For the next couple of days, we worked on thinking through collaborative projects that we could do in the workshop. Since quite a few of us were interested in Sound, we started discussing how voice assistant devices (if that’s what they’re called?) like Siri and Alexa are typically coded as a subservient white woman. Although there are limited options to change this vocal setting (my partner and I enjoy the British male voice for our Siri setting), we noted how the white woman’s voice is always default. So, we decided to make a Siri/Alexa-like chatbot for the THINC Lab that would subvert those subservient notions of what chat bots are for. Our chat bot, #NotYerBot, is only chat-based (but I think there are plans to make this voice-automated as well), but was a fun exercise in creating a bot that didn’t respond to your questions, asked you questions, and gave feminist insight, even if you didn’t asked for it. Here’s a snapshot of some of the responses:


That’s just testing out responses to “hello,” but here’s a couple of other responses from our draft:

+ why do feminist dh?
– Why not?
– Is there any other kind?

+ what is interdisciplinary?
– (long pause)
– It’s like playing Twister, but each space is a different academic field!

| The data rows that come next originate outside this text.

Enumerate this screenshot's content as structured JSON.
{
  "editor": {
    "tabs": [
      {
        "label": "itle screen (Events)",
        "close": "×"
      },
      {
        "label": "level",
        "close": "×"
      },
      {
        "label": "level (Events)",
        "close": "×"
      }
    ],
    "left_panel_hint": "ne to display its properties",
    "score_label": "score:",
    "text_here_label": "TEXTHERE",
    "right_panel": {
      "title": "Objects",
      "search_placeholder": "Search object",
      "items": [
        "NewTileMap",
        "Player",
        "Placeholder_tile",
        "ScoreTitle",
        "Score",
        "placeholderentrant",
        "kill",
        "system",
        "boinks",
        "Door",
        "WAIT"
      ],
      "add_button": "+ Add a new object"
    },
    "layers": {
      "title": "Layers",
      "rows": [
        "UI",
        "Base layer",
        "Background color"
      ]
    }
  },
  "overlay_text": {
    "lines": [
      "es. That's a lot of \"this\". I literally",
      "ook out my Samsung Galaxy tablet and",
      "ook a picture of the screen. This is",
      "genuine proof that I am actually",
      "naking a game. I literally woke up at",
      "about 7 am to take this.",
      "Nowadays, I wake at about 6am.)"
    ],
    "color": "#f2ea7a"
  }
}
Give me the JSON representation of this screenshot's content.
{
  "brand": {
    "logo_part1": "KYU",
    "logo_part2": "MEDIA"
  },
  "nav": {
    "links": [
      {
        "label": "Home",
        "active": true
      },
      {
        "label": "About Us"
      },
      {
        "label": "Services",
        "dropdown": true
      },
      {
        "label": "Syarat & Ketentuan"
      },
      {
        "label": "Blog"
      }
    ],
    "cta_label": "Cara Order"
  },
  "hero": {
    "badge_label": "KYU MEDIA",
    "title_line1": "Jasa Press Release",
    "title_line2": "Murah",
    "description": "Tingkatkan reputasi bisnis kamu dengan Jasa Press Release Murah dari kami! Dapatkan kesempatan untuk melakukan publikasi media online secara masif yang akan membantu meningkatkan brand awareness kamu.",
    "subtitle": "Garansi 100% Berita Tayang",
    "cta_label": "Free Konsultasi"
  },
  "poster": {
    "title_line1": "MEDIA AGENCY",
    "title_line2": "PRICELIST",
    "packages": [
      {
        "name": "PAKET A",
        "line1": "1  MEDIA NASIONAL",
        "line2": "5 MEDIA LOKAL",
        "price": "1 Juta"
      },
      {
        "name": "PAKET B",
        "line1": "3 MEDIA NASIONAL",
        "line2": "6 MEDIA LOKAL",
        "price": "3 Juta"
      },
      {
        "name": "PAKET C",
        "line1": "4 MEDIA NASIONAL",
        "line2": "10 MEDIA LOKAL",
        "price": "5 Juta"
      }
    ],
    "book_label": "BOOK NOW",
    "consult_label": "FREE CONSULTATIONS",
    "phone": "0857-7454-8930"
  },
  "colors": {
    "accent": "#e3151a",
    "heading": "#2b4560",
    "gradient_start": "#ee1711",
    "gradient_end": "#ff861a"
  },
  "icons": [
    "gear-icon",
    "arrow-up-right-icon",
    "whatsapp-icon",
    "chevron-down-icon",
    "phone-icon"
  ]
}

It’s a lot of fun.
– [the wikipedia’s entry on the term]

Following these conversations about unseen labour, we decided to make something that would acknowledge the kinds of unseen labour of people working within the THINC Lab (and, if installed in other places, in workspaces in general). The end product: Accounts Re-see-vable: Receipts for your unseen labour. Using a Raspberry Pi, RFID cards, and a thermal printer, we made the thermal printer generate a receipt for the unseen labour card that a participant would use. Here are some photos to give a clearer picture:


From the board, the participant would take a card with an unseen labour written on it. Some of the examples include “Listened Generously,” “Emotional Labour,” “Advocated for Self/Others,” and “Fielded Microaggressions and plain old aggression.” Then, participants would tap the card against the box (the raspberry pi and RFID reader), and a receipt would be generated out of the printer. The receipt would have the title of the project, what unseen labour the participant did, and a mash-up text of Haraway’s “Cyborg Manifesto,” lyrics from Janelle Monáe’s Dirty Computer, Lewis Carrol’s Alice’s Adventures in Wonderland, Sara Ahmed’s blog post, “Confrontation,” and Dani Beckett’s blog post, “100 Easy Ways to Make Women’s Lives More Bearable.”  We included images, too (see above), but some images struggled with being printed out. The result is a whimsical text of feminist wisdom and playfulness to comfort and motivate.

I’m really glad and grateful for being able to contribute to these projects. As much as I love these kind of workshops, it’s rare to collaborate with the entire workshop and develop two fun and functional projects to share with the rest of the summer workshops. Also, since participating in events and workshops and projects at the CML, my time in this workshop have inspired me to approach maker projects (or critical media projects) from various other angles.  “Making at the Intersection” provided me with new theoretical approaches, as well as new applications of familiar tools and new tools to use in future projects!